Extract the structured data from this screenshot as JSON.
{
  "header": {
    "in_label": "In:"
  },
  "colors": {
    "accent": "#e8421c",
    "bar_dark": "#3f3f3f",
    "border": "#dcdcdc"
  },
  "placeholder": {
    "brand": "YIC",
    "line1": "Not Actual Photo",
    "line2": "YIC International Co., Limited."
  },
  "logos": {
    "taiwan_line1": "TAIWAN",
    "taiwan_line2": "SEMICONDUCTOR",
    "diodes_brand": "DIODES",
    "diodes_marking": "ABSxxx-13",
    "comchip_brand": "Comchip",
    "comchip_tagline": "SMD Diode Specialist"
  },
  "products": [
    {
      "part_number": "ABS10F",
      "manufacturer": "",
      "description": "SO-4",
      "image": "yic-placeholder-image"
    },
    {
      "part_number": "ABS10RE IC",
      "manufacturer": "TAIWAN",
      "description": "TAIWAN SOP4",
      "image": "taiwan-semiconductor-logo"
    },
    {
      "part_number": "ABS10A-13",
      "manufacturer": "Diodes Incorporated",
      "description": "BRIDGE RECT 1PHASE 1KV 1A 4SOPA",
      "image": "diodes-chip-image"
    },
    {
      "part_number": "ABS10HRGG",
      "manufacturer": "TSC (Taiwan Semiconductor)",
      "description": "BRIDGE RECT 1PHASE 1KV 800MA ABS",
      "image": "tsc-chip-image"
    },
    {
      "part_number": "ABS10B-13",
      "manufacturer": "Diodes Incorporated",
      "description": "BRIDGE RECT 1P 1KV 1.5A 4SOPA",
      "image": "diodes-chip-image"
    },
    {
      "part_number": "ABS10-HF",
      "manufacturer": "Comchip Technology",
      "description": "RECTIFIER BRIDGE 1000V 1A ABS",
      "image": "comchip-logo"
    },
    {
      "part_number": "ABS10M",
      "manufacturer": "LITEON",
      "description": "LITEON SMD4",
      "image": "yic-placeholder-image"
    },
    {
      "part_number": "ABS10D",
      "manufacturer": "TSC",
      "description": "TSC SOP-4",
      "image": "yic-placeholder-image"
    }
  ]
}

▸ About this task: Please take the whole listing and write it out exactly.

▸ Result:
Extract the structured data from this screenshot as JSON.
{
  "header": {
    "in_label": "In:"
  },
  "colors": {
    "accent": "#e8421c",
    "bar_dark": "#3f3f3f",
    "border": "#dcdcdc"
  },
  "placeholder": {
    "brand": "YIC",
    "line1": "Not Actual Photo",
    "line2": "YIC International Co., Limited."
  },
  "logos": {
    "taiwan_line1": "TAIWAN",
    "taiwan_line2": "SEMICONDUCTOR",
    "diodes_brand": "DIODES",
    "diodes_marking": "ABSxxx-13",
    "comchip_brand": "Comchip",
    "comchip_tagline": "SMD Diode Specialist"
  },
  "products": [
    {
      "part_number": "ABS10F",
      "manufacturer": "",
      "description": "SO-4",
      "image": "yic-placeholder-image"
    },
    {
      "part_number": "ABS10RE IC",
      "manufacturer": "TAIWAN",
      "description": "TAIWAN SOP4",
      "image": "taiwan-semiconductor-logo"
    },
    {
      "part_number": "ABS10A-13",
      "manufacturer": "Diodes Incorporated",
      "description": "BRIDGE RECT 1PHASE 1KV 1A 4SOPA",
      "image": "diodes-chip-image"
    },
    {
      "part_number": "ABS10HRGG",
      "manufacturer": "TSC (Taiwan Semiconductor)",
      "description": "BRIDGE RECT 1PHASE 1KV 800MA ABS",
      "image": "tsc-chip-image"
    },
    {
      "part_number": "ABS10B-13",
      "manufacturer": "Diodes Incorporated",
      "description": "BRIDGE RECT 1P 1KV 1.5A 4SOPA",
      "image": "diodes-chip-image"
    },
    {
      "part_number": "ABS10-HF",
      "manufacturer": "Comchip Technology",
      "description": "RECTIFIER BRIDGE 1000V 1A ABS",
      "image": "comchip-logo"
    },
    {
      "part_number": "ABS10M",
      "manufacturer": "LITEON",
      "description": "LITEON SMD4",
      "image": "yic-placeholder-image"
    },
    {
      "part_number": "ABS10D",
      "manufacturer": "TSC",
      "description": "TSC SOP-4",
      "image": "yic-placeholder-image"
    }
  ]
}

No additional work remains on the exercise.